▶ [PROBLEM REQUIREMENTS] State the number of lines in these records that include the word "remove", and add nothing to it.

▶ [PROVIDED RECORDS]
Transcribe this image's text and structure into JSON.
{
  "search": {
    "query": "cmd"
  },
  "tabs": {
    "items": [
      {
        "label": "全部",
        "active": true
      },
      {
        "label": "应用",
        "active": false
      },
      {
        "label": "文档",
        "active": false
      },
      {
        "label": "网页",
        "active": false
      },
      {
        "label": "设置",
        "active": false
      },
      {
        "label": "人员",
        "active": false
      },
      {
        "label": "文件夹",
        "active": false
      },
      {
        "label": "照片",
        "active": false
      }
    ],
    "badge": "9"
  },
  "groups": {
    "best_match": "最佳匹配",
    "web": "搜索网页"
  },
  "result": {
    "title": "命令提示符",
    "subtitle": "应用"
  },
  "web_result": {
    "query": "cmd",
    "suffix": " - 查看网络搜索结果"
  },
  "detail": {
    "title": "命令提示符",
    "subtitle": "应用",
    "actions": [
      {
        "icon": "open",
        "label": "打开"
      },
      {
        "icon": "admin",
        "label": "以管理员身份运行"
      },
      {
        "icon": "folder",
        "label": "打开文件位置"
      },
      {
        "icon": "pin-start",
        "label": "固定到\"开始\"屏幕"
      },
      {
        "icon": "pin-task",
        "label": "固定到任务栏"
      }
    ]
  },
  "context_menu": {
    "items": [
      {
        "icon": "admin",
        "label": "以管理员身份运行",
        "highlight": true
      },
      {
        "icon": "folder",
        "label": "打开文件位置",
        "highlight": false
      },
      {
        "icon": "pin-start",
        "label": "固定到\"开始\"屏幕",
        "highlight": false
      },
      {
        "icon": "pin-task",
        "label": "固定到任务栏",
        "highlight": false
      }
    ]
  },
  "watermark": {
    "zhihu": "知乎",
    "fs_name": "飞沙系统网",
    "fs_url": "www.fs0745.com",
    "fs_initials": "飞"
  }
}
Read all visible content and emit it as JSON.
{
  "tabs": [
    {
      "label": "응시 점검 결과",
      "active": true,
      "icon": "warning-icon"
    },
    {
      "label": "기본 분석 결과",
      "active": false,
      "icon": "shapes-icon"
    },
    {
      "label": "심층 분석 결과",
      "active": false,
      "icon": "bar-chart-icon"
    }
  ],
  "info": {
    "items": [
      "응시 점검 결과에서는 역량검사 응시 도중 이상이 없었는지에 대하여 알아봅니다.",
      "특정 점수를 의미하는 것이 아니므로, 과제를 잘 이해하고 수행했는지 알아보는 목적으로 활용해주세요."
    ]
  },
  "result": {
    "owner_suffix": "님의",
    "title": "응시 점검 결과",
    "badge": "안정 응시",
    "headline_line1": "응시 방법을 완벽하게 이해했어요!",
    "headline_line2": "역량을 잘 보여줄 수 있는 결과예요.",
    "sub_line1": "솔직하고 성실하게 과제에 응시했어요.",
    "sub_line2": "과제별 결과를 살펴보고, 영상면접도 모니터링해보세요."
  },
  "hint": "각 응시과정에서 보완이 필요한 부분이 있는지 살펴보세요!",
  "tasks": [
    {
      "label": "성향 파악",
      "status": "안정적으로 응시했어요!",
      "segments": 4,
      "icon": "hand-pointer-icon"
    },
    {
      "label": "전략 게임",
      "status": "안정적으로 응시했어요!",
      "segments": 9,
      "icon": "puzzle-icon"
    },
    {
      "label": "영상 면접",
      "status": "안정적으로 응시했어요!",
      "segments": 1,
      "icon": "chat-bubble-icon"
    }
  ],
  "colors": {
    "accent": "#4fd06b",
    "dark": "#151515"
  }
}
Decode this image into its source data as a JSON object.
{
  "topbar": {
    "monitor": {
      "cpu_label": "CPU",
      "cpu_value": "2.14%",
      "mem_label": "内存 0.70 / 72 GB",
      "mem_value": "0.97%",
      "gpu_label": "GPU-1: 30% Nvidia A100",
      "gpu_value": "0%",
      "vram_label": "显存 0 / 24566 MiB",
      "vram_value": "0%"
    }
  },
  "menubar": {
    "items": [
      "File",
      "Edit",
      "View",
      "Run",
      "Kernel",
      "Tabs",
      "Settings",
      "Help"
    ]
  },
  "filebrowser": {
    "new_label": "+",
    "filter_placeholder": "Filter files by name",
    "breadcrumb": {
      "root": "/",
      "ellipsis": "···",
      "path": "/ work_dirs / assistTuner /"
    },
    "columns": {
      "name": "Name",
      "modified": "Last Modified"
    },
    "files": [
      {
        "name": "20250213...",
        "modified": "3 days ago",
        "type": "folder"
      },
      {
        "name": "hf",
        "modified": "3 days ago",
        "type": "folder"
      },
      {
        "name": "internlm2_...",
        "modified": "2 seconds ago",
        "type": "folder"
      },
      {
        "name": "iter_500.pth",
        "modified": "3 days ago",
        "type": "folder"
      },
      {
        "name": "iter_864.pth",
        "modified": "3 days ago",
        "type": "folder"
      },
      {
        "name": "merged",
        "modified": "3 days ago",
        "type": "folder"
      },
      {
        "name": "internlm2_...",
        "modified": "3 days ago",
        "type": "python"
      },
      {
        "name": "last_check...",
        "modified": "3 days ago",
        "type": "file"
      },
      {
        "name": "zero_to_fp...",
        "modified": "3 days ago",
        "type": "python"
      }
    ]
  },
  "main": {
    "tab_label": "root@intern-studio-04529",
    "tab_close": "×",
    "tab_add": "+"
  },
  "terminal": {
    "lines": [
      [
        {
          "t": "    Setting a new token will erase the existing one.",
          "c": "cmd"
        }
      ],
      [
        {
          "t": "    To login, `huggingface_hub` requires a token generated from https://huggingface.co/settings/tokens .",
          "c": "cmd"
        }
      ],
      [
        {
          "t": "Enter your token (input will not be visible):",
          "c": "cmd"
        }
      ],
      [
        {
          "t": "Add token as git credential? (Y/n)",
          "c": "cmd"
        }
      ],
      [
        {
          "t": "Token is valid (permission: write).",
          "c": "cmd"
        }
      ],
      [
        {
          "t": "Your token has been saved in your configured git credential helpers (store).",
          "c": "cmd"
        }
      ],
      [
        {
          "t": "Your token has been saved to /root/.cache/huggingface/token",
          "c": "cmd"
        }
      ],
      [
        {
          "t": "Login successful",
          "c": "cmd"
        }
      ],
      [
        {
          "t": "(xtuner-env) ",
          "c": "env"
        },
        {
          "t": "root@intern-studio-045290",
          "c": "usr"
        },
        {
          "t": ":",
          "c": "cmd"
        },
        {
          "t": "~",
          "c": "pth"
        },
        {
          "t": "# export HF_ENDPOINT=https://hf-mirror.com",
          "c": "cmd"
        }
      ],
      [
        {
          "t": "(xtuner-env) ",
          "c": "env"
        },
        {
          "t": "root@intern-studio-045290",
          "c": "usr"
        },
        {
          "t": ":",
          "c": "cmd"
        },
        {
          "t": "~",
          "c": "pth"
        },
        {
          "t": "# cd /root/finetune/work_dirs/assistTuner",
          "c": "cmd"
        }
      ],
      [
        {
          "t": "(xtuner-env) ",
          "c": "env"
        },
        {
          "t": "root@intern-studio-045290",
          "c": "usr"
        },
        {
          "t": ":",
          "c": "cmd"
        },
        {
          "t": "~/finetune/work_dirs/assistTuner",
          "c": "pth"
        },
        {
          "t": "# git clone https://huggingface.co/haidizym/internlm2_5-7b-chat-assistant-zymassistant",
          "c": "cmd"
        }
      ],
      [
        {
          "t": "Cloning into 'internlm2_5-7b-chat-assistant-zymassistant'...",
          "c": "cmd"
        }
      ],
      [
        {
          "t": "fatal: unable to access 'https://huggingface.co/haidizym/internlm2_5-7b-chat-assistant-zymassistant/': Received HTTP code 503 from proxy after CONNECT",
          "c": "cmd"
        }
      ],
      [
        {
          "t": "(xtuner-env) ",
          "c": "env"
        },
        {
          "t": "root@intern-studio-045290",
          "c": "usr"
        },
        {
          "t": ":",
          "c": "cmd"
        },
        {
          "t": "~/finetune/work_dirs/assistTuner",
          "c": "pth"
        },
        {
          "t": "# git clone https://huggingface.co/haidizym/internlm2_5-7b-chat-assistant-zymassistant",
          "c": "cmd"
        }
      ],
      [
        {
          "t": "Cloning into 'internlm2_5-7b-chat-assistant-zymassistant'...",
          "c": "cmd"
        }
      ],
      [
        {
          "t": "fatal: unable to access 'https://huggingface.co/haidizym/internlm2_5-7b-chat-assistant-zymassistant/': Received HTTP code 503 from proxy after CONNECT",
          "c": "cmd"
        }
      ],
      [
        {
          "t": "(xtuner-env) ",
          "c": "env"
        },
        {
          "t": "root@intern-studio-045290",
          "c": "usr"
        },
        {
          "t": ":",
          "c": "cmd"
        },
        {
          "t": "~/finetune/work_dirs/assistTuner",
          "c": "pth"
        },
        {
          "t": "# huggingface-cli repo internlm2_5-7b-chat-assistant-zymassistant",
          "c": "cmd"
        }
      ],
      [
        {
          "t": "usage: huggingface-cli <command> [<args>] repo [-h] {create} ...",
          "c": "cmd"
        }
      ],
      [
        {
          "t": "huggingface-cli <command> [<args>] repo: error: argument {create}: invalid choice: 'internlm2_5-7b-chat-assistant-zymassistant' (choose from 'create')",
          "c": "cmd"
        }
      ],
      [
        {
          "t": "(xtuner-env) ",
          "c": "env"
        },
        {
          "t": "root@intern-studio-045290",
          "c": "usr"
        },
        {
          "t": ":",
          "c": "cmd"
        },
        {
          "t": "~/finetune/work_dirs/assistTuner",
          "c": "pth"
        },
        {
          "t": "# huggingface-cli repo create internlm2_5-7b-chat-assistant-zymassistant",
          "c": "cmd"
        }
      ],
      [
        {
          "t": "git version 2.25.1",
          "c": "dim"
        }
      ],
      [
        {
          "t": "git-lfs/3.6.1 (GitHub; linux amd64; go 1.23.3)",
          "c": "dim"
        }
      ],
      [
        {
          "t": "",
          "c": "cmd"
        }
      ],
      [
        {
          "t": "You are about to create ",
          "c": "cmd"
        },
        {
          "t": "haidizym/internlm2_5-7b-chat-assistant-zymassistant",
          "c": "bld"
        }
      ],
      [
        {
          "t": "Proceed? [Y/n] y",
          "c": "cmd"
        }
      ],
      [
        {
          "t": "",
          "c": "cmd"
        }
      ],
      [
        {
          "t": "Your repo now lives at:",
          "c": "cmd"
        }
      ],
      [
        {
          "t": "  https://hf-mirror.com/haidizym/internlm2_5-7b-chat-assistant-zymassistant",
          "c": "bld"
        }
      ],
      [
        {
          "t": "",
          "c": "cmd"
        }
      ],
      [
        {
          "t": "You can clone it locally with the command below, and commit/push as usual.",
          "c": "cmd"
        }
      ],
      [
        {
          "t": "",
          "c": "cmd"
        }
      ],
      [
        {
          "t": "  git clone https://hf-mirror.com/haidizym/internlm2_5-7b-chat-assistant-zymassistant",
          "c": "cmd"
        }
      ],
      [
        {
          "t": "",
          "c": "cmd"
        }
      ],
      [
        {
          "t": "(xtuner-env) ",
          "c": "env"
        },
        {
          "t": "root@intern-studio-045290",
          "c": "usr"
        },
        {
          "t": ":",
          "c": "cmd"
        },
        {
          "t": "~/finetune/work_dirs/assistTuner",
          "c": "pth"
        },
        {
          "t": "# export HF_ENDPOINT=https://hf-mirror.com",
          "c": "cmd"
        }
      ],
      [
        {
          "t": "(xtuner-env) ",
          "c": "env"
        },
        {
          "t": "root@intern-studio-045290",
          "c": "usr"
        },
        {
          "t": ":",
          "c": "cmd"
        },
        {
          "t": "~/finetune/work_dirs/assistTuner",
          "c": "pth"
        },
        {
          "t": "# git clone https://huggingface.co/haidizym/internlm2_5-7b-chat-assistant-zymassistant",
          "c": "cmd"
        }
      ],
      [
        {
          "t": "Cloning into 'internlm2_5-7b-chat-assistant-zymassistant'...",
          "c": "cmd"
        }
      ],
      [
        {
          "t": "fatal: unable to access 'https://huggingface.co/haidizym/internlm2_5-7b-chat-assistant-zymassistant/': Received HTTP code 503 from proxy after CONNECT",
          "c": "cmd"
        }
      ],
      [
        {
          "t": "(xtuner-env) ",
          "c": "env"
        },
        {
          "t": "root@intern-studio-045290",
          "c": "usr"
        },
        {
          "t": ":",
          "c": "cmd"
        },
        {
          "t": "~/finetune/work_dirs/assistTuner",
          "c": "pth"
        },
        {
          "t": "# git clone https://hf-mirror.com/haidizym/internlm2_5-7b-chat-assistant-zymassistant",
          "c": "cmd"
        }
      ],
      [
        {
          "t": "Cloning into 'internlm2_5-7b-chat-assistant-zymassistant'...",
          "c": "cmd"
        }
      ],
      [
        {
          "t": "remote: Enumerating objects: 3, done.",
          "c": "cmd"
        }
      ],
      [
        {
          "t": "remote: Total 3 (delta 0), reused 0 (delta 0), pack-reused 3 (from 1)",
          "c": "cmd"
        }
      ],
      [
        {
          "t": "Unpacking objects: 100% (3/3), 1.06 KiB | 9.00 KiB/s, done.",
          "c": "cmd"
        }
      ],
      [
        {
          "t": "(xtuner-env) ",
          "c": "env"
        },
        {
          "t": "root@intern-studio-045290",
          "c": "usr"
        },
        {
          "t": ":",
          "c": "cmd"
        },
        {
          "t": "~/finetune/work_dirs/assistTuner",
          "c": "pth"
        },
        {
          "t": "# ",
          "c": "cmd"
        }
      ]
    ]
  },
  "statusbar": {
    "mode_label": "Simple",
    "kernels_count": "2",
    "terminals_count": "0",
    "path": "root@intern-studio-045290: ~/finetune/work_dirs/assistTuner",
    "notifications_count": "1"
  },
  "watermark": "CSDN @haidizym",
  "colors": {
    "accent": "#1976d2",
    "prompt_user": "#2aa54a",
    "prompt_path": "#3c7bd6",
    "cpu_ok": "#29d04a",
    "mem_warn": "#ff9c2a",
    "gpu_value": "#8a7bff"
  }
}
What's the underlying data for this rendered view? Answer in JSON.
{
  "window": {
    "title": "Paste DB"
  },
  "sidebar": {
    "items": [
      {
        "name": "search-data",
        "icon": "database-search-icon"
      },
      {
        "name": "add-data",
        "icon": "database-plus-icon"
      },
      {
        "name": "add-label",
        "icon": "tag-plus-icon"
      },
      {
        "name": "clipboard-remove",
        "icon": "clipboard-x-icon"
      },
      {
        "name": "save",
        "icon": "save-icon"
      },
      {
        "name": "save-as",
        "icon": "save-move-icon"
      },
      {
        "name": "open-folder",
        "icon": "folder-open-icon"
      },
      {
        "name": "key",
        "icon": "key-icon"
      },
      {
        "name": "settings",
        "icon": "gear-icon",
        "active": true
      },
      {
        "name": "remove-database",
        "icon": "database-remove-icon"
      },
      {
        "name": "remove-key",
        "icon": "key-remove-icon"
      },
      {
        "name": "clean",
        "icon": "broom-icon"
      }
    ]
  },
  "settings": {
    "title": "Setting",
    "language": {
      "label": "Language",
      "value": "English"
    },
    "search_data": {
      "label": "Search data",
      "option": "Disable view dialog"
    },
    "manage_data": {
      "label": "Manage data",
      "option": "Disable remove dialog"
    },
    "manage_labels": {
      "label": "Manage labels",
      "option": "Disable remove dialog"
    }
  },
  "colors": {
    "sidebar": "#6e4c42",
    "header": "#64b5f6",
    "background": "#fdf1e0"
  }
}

▶ [RESULT BELOW] 7